These are some of the questions debated by our panel. Chaired by James Fransham (The Economist), with Tiziana Alocci (University of the Arts London and Market Cafe Magazine), Dénes Csala (Economics Observatory), Anna Powell-Smith (Centre for Public Data) and Arthur Turrell (Office for National Statistics).

Photos of audience at Festival of Economics 2022

Cryptocurrencies and the future of money

19:30 — 20:30  | ARNOLFINI  |  Access audio recording

From Bitcoin to Ethereum and Litecoin to Tether, there are now over 4,000 cryptocurrencies in circulation. In economic theory, money is said to have three primary functions: a medium of exchange; a store of value; and a unit of account. Our expert panel consider how and if crypto can fulfil these roles and what the continuing process of digitalisation of the world’s financial systems means for the future of money.

Chaired by Maria Farrell (writer), with Dinis Guarda (author and founder of Ztudium Group), John Turner (Queen's University Belfast), Will Quinn (Queen's University Belfast) and Jillian C. York (International Freedom of Expression).


Britain's decisive decade

10:45 — 12:00  |  WATERSHED |  Access audio recording

The UK is on the brink of a decade of huge economic change – from Covid-19 recovery to exiting the EU and transitioning towards a Net Zero future. Authors from the Economy 2030 Inquiry discuss the economics lessons the UK could learn from other countries and the UK's own history.

Chaired by Gavin Kelly (Resolution Foundation), with Lorenzo Codogno (London School of Economics), Sophie Hale (Resolution Foundation), Rainer Kattel (University College London) and Anna Valero (London School of Economics), all of whom have contributed to the inquiry.

Talking Economics: What Next for Central Banks? with Jagjit Chadha and Huw Pill

12:30 — 13:30 |  WATERSHED  |  Access audio recording

Jagjit Chadha (Director, National Institute of Economic and Social Research) and Huw Pill (Chief Economist, Bank of England) return to the Festival for another installment of their 'What’s Next for Central Banks?’ discussion.

The discussion, chaired by Anna Valero (London School of Economics), will examine the role of central banks and the challenges and opportunities of the past 12 months and those on the horizon.

Discover Economics School's Challenge

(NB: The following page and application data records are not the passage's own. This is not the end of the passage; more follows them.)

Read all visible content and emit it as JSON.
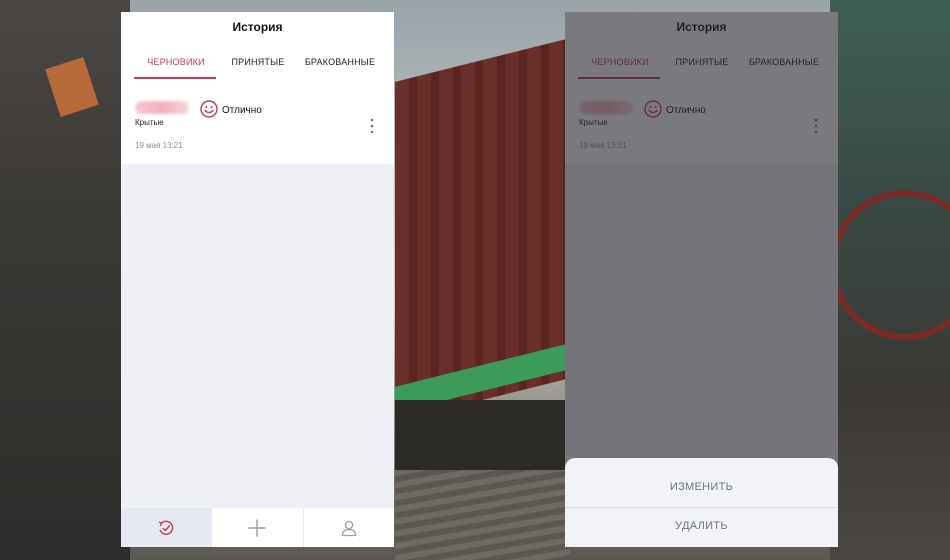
{
  "screen": {
    "title": "История",
    "tabs": [
      {
        "label": "ЧЕРНОВИКИ",
        "active": true
      },
      {
        "label": "ПРИНЯТЫЕ",
        "active": false
      },
      {
        "label": "БРАКОВАННЫЕ",
        "active": false
      }
    ],
    "record": {
      "category": "Крытые",
      "rating_label": "Отлично",
      "rating_icon": "smile-icon",
      "date": "19 мая 13:21"
    },
    "bottom_nav": [
      "history-icon",
      "plus-icon",
      "user-icon"
    ]
  },
  "action_sheet": {
    "edit_label": "ИЗМЕНИТЬ",
    "delete_label": "УДАЛИТЬ"
  },
  "colors": {
    "accent": "#c6394f",
    "page_bg": "#eef0f5",
    "muted_text": "#8c8f96"
  }
}
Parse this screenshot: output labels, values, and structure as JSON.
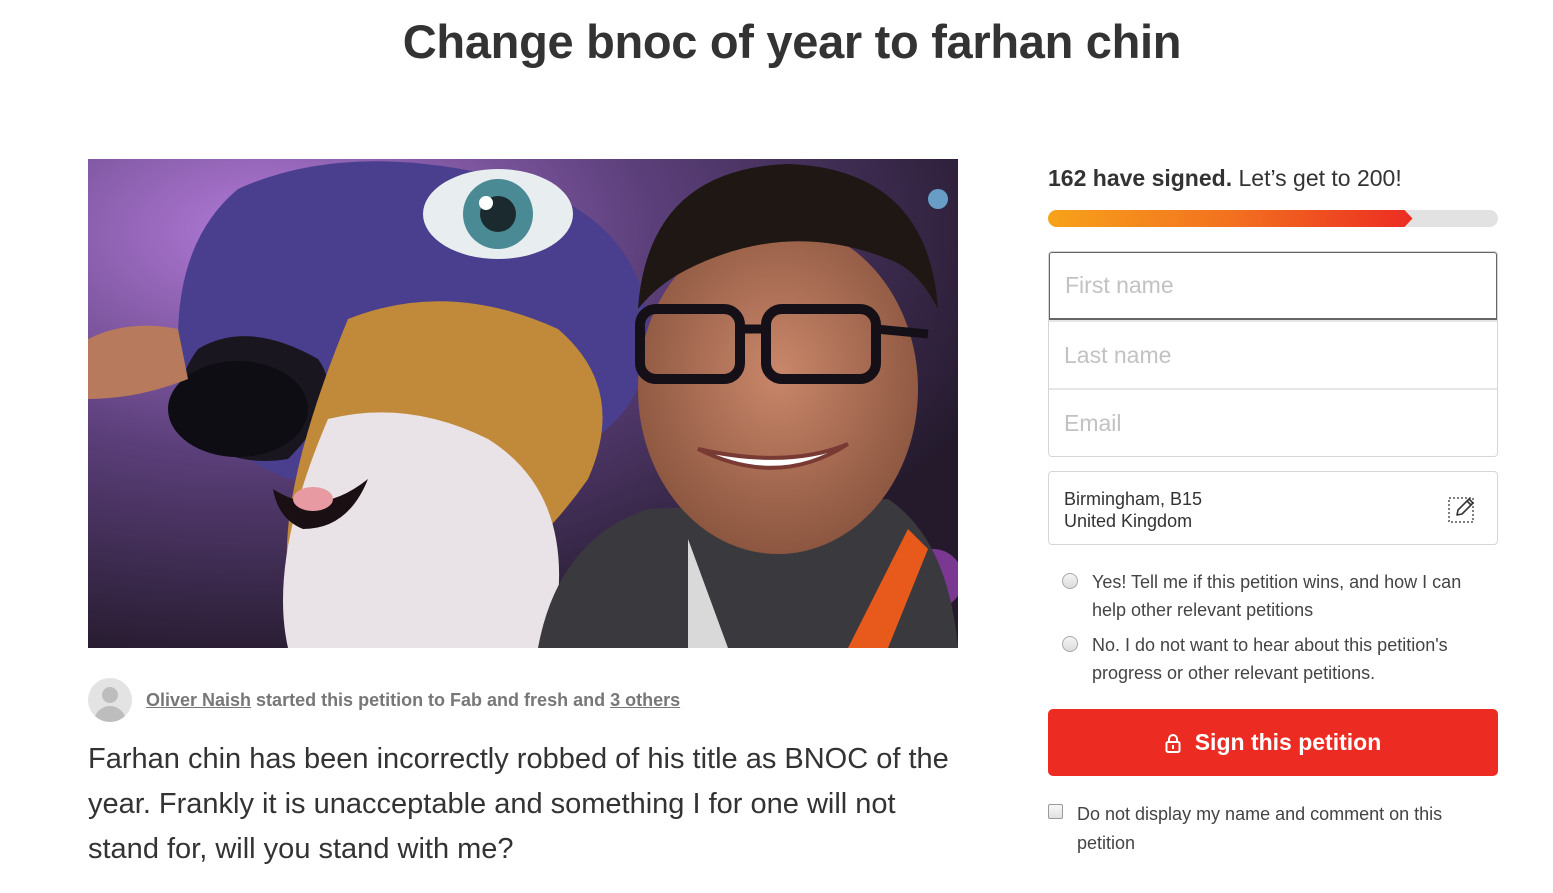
{
  "petition": {
    "title": "Change bnoc of year to farhan chin",
    "starter_name": "Oliver Naish",
    "starter_middle": " started this petition to Fab and fresh and ",
    "others_link": "3 others",
    "description": "Farhan chin has been incorrectly robbed of his title as BNOC of the year. Frankly it is unacceptable and something I for one will not stand for, will you stand with me?"
  },
  "signatures": {
    "count_text": "162 have signed.",
    "goal_text": "Let’s get to 200!",
    "signed": 162,
    "goal": 200,
    "progress_fraction": 0.81
  },
  "form": {
    "first_name_placeholder": "First name",
    "last_name_placeholder": "Last name",
    "email_placeholder": "Email",
    "location_line1": "Birmingham, B15",
    "location_line2": "United Kingdom",
    "opt_in_label": "Yes! Tell me if this petition wins, and how I can help other relevant petitions",
    "opt_out_label": "No. I do not want to hear about this petition's progress or other relevant petitions.",
    "sign_button_label": "Sign this petition",
    "hide_name_label": "Do not display my name and comment on this petition"
  },
  "colors": {
    "brand_red": "#ec2c22",
    "progress_start": "#f7a21a",
    "progress_end": "#ec2c22",
    "text": "#333333"
  },
  "icons": {
    "location_edit": "pencil-edit-icon",
    "sign_button": "lock-icon",
    "avatar": "user-avatar-icon"
  }
}
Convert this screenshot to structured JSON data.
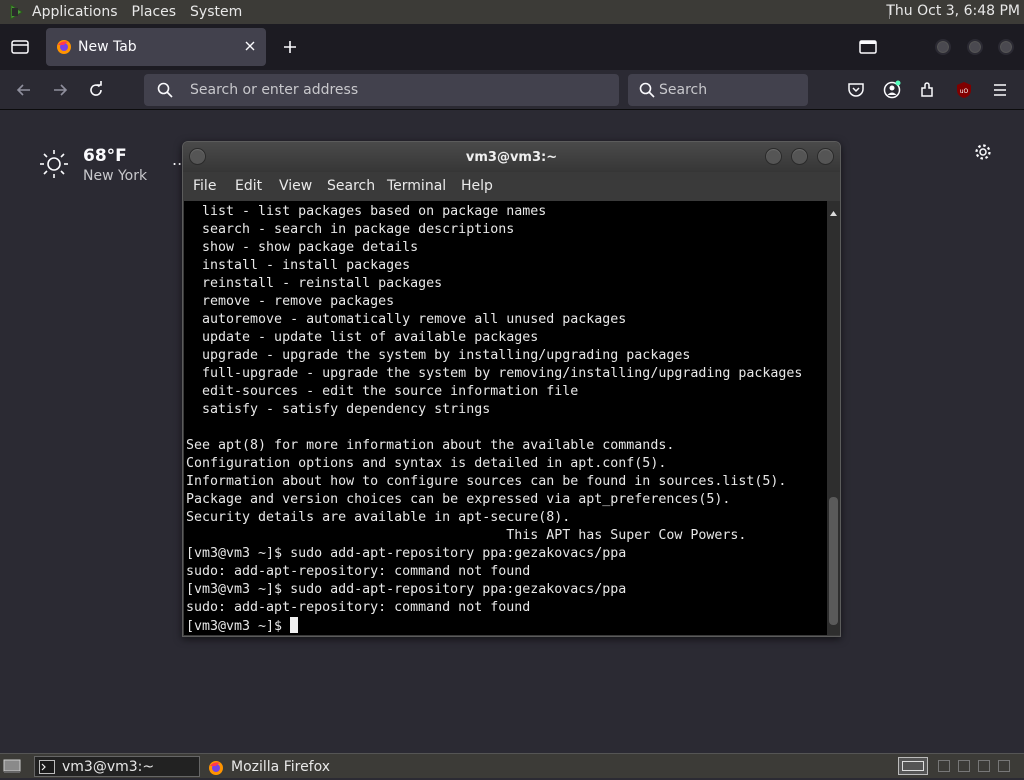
{
  "top_panel": {
    "menus": [
      "Applications",
      "Places",
      "System"
    ],
    "clock": "Thu Oct  3,  6:48 PM"
  },
  "browser": {
    "tab_title": "New Tab",
    "url_placeholder": "Search or enter address",
    "search_placeholder": "Search"
  },
  "newtab": {
    "weather_temp": "68°F",
    "weather_location": "New York",
    "weather_more": ".."
  },
  "terminal": {
    "title": "vm3@vm3:~",
    "menu": [
      "File",
      "Edit",
      "View",
      "Search",
      "Terminal",
      "Help"
    ],
    "lines": [
      "  list - list packages based on package names",
      "  search - search in package descriptions",
      "  show - show package details",
      "  install - install packages",
      "  reinstall - reinstall packages",
      "  remove - remove packages",
      "  autoremove - automatically remove all unused packages",
      "  update - update list of available packages",
      "  upgrade - upgrade the system by installing/upgrading packages",
      "  full-upgrade - upgrade the system by removing/installing/upgrading packages",
      "  edit-sources - edit the source information file",
      "  satisfy - satisfy dependency strings",
      "",
      "See apt(8) for more information about the available commands.",
      "Configuration options and syntax is detailed in apt.conf(5).",
      "Information about how to configure sources can be found in sources.list(5).",
      "Package and version choices can be expressed via apt_preferences(5).",
      "Security details are available in apt-secure(8).",
      "                                        This APT has Super Cow Powers.",
      "[vm3@vm3 ~]$ sudo add-apt-repository ppa:gezakovacs/ppa",
      "sudo: add-apt-repository: command not found",
      "[vm3@vm3 ~]$ sudo add-apt-repository ppa:gezakovacs/ppa",
      "sudo: add-apt-repository: command not found"
    ],
    "prompt": "[vm3@vm3 ~]$ ",
    "scroll_position": 0.94
  },
  "taskbar": {
    "tasks": [
      "vm3@vm3:~",
      "Mozilla Firefox"
    ]
  },
  "colors": {
    "browser_bg": "#2b2a33",
    "panel_bg": "#3c3b37",
    "terminal_bg": "#000000"
  }
}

A special event for students (aimed at those in years 11 and 12), in which they hear from Bank of England economists, Rupa Patel and Jack Meaning (authors of Why Can’t We Just Print More Money), take part in an economics challenge and find out more about economics degrees and navigating university and UCAS applications.

LIVE PODCAST RECORDING Tim Harford: Cautionary Tales

19:00 — 20:30  |  GREAT EASTERN HALL, SS GREAT BRITAIN  | Access the audio recording

We tell our children unsettling fairy tales to teach them valuable life lessons, but these cautionary tales are for the education of grown-ups – and they are all true. In his hit podcast Cautionary Tales, Tim Harford brings stories of awful human error, tragic catastrophes, daring heists and hilarious fiascos.

Photos from Cautionary Tales recording

The Festival of Economics is presented in partnership with Bristol Ideas.
Photos: Bhagesh Sachania
Header image: Willem Hampson